#### Data supplied

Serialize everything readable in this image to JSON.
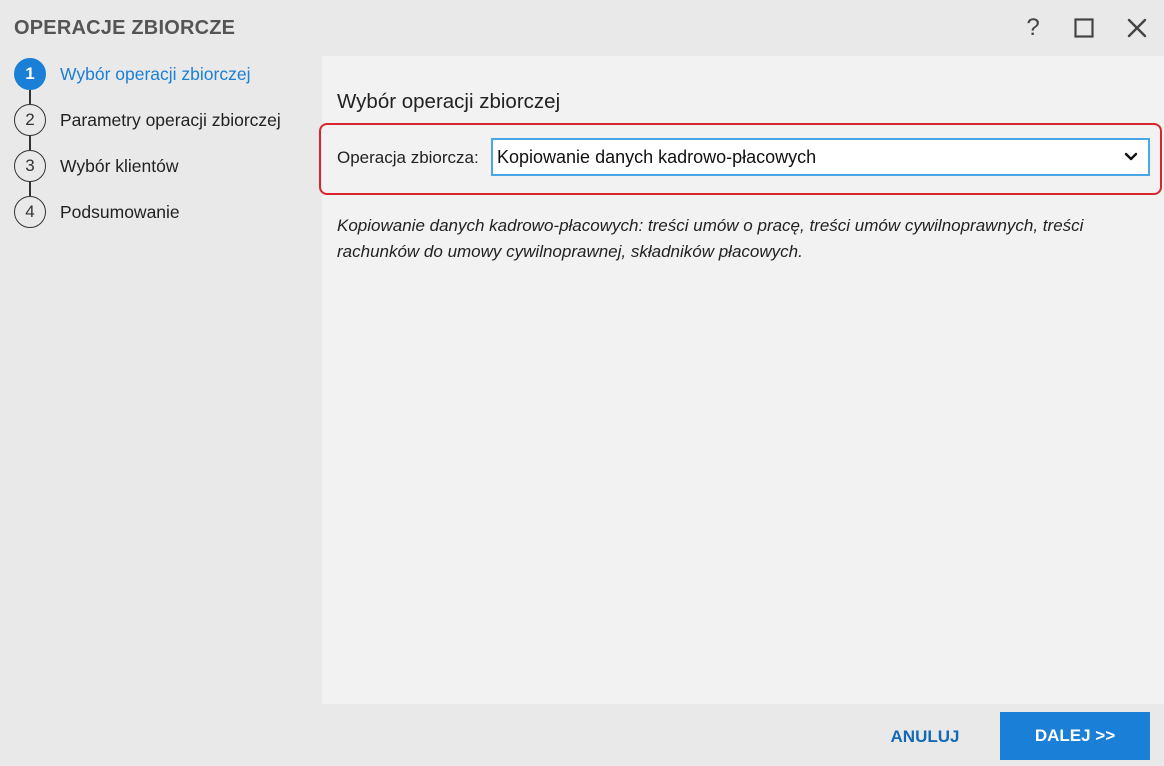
{
  "window": {
    "title": "OPERACJE ZBIORCZE",
    "help_glyph": "?"
  },
  "steps": [
    {
      "number": "1",
      "label": "Wybór operacji zbiorczej",
      "active": true
    },
    {
      "number": "2",
      "label": "Parametry operacji zbiorczej",
      "active": false
    },
    {
      "number": "3",
      "label": "Wybór klientów",
      "active": false
    },
    {
      "number": "4",
      "label": "Podsumowanie",
      "active": false
    }
  ],
  "content": {
    "title": "Wybór operacji zbiorczej",
    "operation_label": "Operacja zbiorcza:",
    "operation_value": "Kopiowanie danych kadrowo-płacowych",
    "description": "Kopiowanie danych kadrowo-płacowych: treści umów o pracę, treści umów cywilnoprawnych, treści rachunków do umowy cywilnoprawnej, składników płacowych."
  },
  "buttons": {
    "cancel": "ANULUJ",
    "next": "DALEJ >>"
  },
  "colors": {
    "accent": "#1a7fd6",
    "highlight": "#d9262c",
    "focus_border": "#4aa6e6"
  },
  "icons": {
    "help": "help-icon",
    "maximize": "maximize-icon",
    "close": "close-icon",
    "dropdown": "chevron-down-icon"
  }
}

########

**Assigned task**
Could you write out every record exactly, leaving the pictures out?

**Exercise answer**
Serialize everything readable in this image to JSON.
{
  "window": {
    "title": "OPERACJE ZBIORCZE",
    "help_glyph": "?"
  },
  "steps": [
    {
      "number": "1",
      "label": "Wybór operacji zbiorczej",
      "active": true
    },
    {
      "number": "2",
      "label": "Parametry operacji zbiorczej",
      "active": false
    },
    {
      "number": "3",
      "label": "Wybór klientów",
      "active": false
    },
    {
      "number": "4",
      "label": "Podsumowanie",
      "active": false
    }
  ],
  "content": {
    "title": "Wybór operacji zbiorczej",
    "operation_label": "Operacja zbiorcza:",
    "operation_value": "Kopiowanie danych kadrowo-płacowych",
    "description": "Kopiowanie danych kadrowo-płacowych: treści umów o pracę, treści umów cywilnoprawnych, treści rachunków do umowy cywilnoprawnej, składników płacowych."
  },
  "buttons": {
    "cancel": "ANULUJ",
    "next": "DALEJ >>"
  },
  "colors": {
    "accent": "#1a7fd6",
    "highlight": "#d9262c",
    "focus_border": "#4aa6e6"
  },
  "icons": {
    "help": "help-icon",
    "maximize": "maximize-icon",
    "close": "close-icon",
    "dropdown": "chevron-down-icon"
  }
}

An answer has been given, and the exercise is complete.